Legislative Staff Capacity and Tools
A theme throughout the meetings of the ModCom has been a lack of Congressional staff capacity — there are too few staff and they are too junior. This is a problem that lies entirely within the control of Congress. It simply must awaken to the fact that a weak Legislative branch is one that will invariably lose in confrontations with the Executive branch. It seems that, at least for members of the ModCom, that they have wisely come to that conclusion.
We particularly wish to elevate a recommendation around ensuring that Members have personal office staffers with the necessary high clearances to be able to conduct oversight. There are hundreds of thousands of Executive branch staff with TS/SCI clearances, but not a single one in a House or Senate personal office. The number in committee offices altogether is probably on the order of 1,000. This makes no sense. Members cannot be expected to conduct oversight singlehandedly, which is why they have staff. And those staff should be empowered to help members as necessary, including being granted high clearances as needed. For more, see our primer on congressional clearances.

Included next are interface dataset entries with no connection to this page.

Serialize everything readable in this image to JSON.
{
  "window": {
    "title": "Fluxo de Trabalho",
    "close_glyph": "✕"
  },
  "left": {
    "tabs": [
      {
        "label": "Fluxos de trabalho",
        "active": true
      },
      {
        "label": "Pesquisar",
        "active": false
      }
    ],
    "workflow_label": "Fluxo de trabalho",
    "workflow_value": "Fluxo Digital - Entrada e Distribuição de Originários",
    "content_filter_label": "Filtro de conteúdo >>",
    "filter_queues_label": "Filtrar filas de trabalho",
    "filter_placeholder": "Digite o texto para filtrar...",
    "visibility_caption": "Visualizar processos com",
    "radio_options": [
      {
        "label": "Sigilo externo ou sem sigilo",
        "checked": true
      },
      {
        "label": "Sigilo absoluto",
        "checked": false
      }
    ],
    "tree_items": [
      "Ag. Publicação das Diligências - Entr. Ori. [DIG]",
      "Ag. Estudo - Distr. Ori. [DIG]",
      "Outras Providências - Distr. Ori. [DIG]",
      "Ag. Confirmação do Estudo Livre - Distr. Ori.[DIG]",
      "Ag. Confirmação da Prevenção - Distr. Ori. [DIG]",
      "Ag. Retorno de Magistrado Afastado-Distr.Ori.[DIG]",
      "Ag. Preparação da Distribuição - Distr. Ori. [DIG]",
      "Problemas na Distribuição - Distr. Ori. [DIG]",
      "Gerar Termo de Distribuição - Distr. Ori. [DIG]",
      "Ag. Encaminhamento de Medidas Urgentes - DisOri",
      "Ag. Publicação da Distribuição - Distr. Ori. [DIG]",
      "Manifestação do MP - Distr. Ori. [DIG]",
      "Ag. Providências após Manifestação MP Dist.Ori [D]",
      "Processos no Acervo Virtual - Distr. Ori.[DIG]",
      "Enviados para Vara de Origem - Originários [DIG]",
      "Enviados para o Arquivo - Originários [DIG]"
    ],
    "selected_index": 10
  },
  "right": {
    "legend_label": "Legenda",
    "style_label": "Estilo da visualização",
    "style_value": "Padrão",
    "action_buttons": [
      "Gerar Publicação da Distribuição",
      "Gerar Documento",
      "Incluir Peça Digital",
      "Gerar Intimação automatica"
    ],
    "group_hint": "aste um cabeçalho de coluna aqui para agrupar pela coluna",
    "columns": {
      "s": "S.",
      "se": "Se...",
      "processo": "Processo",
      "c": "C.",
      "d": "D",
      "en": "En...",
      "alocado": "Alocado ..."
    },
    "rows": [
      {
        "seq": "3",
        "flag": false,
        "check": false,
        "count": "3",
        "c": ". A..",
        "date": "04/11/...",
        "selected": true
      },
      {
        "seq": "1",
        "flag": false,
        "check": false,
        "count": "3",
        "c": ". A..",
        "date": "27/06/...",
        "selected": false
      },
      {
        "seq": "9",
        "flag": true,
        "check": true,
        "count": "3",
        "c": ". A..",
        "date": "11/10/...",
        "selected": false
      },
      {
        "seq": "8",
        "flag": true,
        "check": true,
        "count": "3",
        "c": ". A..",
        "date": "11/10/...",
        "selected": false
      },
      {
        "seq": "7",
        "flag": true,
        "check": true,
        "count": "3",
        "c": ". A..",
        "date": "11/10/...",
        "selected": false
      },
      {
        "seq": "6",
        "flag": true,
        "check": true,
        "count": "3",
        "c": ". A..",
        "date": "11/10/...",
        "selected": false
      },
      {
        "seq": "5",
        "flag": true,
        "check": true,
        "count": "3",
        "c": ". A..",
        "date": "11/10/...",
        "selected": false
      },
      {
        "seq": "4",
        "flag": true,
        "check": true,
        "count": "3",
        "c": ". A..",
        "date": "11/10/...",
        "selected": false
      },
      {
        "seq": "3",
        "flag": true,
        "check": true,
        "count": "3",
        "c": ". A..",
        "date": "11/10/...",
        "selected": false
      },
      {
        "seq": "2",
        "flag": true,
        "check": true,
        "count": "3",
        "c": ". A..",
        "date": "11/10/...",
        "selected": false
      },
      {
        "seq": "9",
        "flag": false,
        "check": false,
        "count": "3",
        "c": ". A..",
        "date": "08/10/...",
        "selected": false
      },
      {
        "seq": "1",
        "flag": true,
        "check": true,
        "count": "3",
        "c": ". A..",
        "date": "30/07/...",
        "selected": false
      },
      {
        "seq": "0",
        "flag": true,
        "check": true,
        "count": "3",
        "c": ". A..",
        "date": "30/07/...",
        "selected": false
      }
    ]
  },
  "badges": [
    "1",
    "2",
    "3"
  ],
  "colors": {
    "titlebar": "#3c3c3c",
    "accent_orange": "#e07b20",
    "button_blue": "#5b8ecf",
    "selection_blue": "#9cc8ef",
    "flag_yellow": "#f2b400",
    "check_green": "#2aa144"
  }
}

Oversight is a crucial function of Congress and one that is falling into desuetude through a combination of sapping Congress’s internal capabilities and Executive branch recalcitrance. The ModCom hearing provided a thoughtful survey of some key oversight questions and demonstrated that much more work needs to be done so that Congress can perform its constitutionally-mandated mission. In concert with the prior week’s hearing that looked at the policy support agencies, we are glad to see ModCom moving in this direction.
— Written by Daniel Schuman and Taylor J. Swift